Personal property may be leased, loaned, rented, consigned, or owned. The basic categories include: business furniture, fixtures, plant equipment, office equipment, machinery, boats, aircraft, mobile homes, and recreational vehicles.
What is Individual Personal Property?
Many Personal Property assets belonging to individuals are valued from market data using appraisal guides and state and regional market sources. This market data is then used to establish the current value of a particular asset. Typically, this value will be based on current trade-in values according to the age of the asset and market condition.
Examples of individual personal property that is to be reported to the County Appraiser are:
- Boats (inboard, outboard, pontoon, etc)
- Jet Ski
- Vehicles (non-highway title, vehicles tagged with 16M or more weight)
- Trailers (utility, boat, car hauler, box, etc)
- Off-road vehicles (3 or 4 wheelers, golf carts, mopeds, dirt bikes, snowmobiles)
- Camper trailers/Travel trailers (those not qualifying as RV’s)
- Mobile Homes (if the title to the mobile home is different than who has title to the land it is located on)
Automobiles, light trucks, and motorcycles are classed separately by the State of Kansas.
What is Commercial Personal Property?

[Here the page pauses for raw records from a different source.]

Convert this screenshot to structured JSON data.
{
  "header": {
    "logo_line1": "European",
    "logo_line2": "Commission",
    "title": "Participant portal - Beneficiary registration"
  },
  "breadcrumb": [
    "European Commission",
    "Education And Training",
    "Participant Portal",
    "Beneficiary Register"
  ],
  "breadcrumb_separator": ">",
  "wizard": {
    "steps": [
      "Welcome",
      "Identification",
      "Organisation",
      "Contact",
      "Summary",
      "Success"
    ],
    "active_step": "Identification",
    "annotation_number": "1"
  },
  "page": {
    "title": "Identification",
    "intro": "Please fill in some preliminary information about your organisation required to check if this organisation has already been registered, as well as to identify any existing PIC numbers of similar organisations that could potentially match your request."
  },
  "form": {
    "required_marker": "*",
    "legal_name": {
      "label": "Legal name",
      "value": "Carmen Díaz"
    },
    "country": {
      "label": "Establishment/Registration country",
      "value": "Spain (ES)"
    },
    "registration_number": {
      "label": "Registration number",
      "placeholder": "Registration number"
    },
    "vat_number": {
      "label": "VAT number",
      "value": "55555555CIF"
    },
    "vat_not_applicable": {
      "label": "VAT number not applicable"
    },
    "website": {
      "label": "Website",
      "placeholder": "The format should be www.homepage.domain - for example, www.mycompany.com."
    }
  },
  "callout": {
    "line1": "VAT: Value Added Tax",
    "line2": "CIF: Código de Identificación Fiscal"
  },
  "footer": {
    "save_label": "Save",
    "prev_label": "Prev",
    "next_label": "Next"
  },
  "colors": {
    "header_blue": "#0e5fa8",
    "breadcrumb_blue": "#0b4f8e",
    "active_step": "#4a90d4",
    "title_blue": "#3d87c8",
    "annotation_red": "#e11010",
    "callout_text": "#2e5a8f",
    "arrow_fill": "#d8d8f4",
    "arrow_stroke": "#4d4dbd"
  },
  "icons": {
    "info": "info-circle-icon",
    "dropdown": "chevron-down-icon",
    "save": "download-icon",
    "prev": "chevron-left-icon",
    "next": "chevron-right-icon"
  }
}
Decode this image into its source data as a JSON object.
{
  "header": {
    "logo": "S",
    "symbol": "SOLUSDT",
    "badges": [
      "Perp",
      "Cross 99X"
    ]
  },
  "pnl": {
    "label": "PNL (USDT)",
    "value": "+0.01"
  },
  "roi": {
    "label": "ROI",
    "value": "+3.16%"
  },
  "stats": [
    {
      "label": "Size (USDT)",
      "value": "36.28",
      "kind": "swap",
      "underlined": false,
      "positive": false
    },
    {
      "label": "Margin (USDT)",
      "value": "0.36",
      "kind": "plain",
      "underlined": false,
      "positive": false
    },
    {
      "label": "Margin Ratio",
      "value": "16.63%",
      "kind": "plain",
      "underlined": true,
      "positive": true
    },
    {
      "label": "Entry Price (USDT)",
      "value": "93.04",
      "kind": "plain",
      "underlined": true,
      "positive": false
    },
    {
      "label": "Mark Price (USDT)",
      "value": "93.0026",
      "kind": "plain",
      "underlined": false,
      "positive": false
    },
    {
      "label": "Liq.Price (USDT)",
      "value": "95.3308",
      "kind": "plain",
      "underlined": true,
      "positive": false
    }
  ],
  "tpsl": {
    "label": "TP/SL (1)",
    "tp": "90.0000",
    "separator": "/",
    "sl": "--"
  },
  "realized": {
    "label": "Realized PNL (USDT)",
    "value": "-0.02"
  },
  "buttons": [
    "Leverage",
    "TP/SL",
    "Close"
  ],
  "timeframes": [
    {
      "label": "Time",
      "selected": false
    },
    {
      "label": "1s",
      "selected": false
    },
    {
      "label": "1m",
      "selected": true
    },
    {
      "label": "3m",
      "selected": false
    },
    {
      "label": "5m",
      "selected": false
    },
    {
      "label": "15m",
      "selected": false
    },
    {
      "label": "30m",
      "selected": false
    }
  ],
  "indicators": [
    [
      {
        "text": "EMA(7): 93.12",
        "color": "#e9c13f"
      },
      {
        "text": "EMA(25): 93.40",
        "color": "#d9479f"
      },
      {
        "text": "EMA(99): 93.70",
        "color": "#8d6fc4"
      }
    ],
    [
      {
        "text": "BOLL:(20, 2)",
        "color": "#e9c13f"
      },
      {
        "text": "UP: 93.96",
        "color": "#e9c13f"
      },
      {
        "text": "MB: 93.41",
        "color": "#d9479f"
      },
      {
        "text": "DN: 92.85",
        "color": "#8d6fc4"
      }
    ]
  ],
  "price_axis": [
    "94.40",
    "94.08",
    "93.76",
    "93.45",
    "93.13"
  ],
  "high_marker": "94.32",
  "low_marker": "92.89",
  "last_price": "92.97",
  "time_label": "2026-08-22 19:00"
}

The valuation of owned or leased commercial personal property is based on the formula described in the Kansas Constitution. Assets are valued according to their retail cost when new, or their used acquisition cost, and the appropriate economic life. The asset is then depreciated over its economic life to a remaining 20 % of the retail cost when new value.
Since June 30, 2006, any qualifying item of commercial personal property with a retail cost when new of $1500 or less is exempt. Commercial and Industrial Machinery and Equipment purchased after June 30, 2006, is exempt.
How are taxes figured on Personal Property?
If the fair market value of your individual personal property is $5000 and if the assessment rate is 30%, this would mean the assessed value would be $1500 ($5000 x .30 = $1500).
Once taxing groups (school districts, cities, county, hospitals, etc) have finalized their budgets, these amounts are used to set the mill levies for each taxing district and calculate taxes.
Let’s assume the combined mill levy (tax rate) has been set at 120 mills. Multiply the assessed value of your property ($1500) by the mill levy (120 mills or .120). This amount equals $180, which is your share of the costs of public services.